I believe they can. Today there exists a largely untapped source of alpha that is largely overlooked — the trading desk. Why untapped? Buy-side traders currently spend the bulk of their time focusing on alpha preservation, often called “best execution”. Let’s be clear. Alpha preservation is an essential part of the investment equation but a trader’s best outcome is simply implementing the orders of a portfolio manager (PM) with as little cost as possible.

By contrast, alpha generation at the trader level — or trader alpha — adds to the overall performance of funds. This is not a substitute for traditional PM alpha but rather an incremental extra on a fund’s performance that can create a measurable difference. While a PM focuses on longer term strategies that constitute most of the funds’ returns, trader alpha is short-term and derived from trader insight. This will inform and, at times, alter the investment strategy.

Traders have a unique vantage point into micro-market activities; supplementing this knowledge with data and analytics can unleash untapped short-term alpha to investment managers.

We speak to traders worldwide about their roles and responsibilities and how these are perceived within their firms. We hear the same thing: a trader’s primary role is to achieve best execution, to find the liquidity to fill the orders created by PMs at the best price. Then we ask the same traders what their most valuable contribution to their firm could be. The answer often involves better integration with the investment process. The challenge is how to free up more of a trader’s time without jeopardizing best execution, to enable them to provide a shrewd view of the investment process.

With advances in technology, trading has become more self-directed and automated. These solutions use technology to understand the nuances of local markets, market microstructures, intraday trading patterns and market-moving information to arrange best execution. The answer is to apply these tools to the best execution process. Then instead of a trader spending the bulk of their time trying to achieve best execution for every order on the blotter, they could use intelligent, best-execution automation tools for a significant percentage of all orders.

This would free time to focus on outliers hit by unusual market and liquidity. This is trading by exception. Now the ratio is flipped: a trader only “trades” those names where there is potential for notable impact cost (or on the flip side, significant savings), and most of the time is spent delivering trader alpha.

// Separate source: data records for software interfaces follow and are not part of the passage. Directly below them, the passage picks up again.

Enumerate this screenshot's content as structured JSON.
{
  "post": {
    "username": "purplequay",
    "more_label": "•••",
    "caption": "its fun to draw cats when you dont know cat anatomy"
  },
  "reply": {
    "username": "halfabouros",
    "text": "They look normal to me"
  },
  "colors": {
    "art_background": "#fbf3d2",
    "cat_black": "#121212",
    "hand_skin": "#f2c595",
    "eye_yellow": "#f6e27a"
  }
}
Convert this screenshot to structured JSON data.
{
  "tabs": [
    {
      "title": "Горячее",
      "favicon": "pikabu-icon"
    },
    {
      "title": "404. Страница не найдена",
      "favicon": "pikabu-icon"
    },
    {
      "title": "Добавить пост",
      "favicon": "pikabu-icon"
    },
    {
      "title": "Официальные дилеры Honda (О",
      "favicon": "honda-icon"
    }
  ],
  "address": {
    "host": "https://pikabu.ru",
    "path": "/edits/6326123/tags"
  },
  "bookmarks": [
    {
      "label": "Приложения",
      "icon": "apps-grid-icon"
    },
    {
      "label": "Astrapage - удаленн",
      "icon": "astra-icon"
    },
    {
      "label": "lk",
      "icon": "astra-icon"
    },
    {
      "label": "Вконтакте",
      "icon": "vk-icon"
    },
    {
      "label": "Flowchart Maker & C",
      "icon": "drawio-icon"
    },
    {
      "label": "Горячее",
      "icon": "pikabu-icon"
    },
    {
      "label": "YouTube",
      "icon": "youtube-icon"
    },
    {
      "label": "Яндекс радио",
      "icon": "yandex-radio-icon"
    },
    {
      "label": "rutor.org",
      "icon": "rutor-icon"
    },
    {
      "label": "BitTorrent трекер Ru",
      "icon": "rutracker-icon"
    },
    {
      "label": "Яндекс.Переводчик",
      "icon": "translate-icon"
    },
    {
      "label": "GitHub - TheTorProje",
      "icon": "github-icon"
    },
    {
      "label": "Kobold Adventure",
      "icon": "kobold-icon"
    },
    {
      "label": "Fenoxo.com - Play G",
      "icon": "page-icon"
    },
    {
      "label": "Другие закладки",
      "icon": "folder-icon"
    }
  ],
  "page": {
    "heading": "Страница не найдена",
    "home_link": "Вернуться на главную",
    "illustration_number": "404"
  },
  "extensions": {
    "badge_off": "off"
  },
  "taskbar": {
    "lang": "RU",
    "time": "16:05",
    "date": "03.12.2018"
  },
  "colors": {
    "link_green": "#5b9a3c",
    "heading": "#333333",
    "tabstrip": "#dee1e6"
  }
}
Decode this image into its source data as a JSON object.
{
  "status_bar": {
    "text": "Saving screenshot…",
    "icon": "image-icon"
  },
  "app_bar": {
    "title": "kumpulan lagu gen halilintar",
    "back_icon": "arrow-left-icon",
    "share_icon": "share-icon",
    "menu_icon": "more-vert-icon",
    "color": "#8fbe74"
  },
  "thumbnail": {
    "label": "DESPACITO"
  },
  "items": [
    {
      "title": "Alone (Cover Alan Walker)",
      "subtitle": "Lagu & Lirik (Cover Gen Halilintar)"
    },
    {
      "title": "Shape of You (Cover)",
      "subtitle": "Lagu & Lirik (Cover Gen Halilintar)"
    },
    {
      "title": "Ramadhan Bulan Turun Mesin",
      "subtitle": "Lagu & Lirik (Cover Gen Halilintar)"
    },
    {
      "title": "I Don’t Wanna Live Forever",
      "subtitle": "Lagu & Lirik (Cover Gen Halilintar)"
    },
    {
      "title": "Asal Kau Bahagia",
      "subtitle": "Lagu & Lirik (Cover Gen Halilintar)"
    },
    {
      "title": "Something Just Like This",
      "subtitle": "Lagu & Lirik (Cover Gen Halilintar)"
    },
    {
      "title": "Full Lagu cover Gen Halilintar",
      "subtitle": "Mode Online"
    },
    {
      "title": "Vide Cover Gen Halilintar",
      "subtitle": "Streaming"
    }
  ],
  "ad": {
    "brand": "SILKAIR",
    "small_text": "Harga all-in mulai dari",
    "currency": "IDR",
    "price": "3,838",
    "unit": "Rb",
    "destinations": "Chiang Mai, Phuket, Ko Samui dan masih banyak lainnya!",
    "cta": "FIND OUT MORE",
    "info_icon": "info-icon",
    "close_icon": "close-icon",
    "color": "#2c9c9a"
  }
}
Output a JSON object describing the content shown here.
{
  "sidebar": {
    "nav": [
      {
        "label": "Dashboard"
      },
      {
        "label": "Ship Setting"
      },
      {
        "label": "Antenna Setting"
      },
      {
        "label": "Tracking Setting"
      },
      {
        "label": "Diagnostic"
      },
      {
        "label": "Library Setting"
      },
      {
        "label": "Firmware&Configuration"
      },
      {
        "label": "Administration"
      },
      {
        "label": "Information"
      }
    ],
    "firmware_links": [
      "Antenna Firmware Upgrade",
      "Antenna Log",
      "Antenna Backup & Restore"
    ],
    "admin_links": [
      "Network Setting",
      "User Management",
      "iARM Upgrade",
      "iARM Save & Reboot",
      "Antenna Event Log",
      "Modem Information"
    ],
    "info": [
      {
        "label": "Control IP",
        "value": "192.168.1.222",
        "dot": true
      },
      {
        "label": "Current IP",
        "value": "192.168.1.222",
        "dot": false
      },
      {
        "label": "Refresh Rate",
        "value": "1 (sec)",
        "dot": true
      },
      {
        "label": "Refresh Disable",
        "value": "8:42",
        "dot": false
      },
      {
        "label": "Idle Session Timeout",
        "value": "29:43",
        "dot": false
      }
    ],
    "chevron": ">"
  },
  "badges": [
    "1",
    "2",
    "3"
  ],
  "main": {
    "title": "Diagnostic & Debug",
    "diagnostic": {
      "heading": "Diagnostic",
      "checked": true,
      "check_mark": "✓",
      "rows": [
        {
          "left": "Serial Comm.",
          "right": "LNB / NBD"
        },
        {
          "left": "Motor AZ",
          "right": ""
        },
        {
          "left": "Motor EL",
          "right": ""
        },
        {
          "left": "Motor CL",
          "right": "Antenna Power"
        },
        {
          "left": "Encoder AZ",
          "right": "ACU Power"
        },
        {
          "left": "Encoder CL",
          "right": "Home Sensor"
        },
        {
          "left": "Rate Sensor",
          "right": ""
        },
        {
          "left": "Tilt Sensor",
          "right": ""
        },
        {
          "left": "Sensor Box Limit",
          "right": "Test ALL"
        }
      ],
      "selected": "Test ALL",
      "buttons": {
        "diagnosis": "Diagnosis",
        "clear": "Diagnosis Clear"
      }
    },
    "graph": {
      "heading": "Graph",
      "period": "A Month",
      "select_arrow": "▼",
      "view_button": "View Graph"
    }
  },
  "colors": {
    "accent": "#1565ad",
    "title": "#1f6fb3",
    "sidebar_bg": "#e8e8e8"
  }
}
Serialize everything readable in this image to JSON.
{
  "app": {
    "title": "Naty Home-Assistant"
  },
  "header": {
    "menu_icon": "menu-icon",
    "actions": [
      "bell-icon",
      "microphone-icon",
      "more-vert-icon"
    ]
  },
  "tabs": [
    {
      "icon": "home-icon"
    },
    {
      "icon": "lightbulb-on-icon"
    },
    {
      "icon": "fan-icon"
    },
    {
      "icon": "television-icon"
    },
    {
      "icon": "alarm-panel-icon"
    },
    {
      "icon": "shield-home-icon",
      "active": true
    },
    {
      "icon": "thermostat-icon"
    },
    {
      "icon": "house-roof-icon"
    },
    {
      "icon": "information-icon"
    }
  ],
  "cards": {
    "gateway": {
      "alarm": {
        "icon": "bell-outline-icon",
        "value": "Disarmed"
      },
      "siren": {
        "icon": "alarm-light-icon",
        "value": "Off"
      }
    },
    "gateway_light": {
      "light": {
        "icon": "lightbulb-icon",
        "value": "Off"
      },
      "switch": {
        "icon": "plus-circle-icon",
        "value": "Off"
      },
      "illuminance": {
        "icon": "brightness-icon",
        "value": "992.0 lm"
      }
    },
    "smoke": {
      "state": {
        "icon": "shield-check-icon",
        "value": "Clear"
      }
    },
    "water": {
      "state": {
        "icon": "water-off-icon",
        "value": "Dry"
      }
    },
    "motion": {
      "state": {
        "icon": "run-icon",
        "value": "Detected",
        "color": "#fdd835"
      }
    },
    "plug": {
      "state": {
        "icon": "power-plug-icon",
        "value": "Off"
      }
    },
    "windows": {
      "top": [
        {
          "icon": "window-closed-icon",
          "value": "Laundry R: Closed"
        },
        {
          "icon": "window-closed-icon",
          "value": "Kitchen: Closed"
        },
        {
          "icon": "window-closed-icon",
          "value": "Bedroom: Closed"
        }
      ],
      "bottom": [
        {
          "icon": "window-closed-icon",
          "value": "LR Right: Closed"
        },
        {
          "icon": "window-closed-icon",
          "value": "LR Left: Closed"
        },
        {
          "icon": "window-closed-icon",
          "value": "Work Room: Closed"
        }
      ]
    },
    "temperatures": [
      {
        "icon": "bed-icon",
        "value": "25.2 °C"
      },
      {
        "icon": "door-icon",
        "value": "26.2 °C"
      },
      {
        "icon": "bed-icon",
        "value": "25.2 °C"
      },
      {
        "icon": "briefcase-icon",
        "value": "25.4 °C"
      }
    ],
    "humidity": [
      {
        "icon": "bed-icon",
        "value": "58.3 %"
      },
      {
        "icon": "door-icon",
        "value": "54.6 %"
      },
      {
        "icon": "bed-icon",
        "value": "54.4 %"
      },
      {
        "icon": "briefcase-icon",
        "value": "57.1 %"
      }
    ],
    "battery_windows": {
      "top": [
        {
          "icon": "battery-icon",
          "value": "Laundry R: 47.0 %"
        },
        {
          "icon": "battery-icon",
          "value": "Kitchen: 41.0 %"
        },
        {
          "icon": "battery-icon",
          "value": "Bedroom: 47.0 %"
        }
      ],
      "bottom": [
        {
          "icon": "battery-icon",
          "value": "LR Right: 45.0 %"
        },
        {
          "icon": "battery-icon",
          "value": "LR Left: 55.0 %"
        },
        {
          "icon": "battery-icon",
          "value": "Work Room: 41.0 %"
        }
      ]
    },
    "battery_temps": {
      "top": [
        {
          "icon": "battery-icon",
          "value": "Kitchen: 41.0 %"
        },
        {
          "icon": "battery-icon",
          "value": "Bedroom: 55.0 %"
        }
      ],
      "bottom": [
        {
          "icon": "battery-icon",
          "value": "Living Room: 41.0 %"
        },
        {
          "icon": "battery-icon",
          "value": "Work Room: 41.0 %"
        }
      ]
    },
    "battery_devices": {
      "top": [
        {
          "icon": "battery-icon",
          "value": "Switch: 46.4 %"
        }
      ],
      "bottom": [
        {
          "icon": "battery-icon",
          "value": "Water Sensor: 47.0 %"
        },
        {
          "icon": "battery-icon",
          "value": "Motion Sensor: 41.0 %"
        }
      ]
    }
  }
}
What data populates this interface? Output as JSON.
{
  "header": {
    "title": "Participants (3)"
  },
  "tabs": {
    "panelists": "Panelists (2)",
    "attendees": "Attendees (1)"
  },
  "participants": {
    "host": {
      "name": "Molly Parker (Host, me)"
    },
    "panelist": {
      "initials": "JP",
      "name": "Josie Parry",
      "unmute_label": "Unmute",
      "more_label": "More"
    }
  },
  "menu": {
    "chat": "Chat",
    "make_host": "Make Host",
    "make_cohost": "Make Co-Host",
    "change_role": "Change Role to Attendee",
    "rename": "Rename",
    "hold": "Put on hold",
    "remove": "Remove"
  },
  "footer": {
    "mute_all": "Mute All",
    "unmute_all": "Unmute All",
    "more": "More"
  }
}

Short-term alpha requires a unique focus. The opportunity is to provide the tools and the training the trading desk needs to create tens or hundreds of basis points of alpha. Trader alpha can be found by identifying unusual short-term stock moves or changes in liquidity imbalances. It means developing a short-term thesis backed by historical probability created by looking at leading indicators from option volumes, credit default swap spreads, short interest moves and insider selling.

Changes in market microstructure, trading patterns and money flows are fertile areas in which to find short-term alpha. For many companies such a shift in focus will be a challenge. Traders will have three requirements: the right automation to drive best execution; the data and the technology to provide the intelligence to create short-term alpha, and management support. Once all three are in place, the role of the trader becomes less about saving a few basis points on implementation and more providing the insight to give portfolio managers the potential to add hundreds of basis points to performance.

In this competitive world, no form of potential alpha generation should be overlooked. ♦

By Seth Merrin, CEO and Founder

Victoria Taylor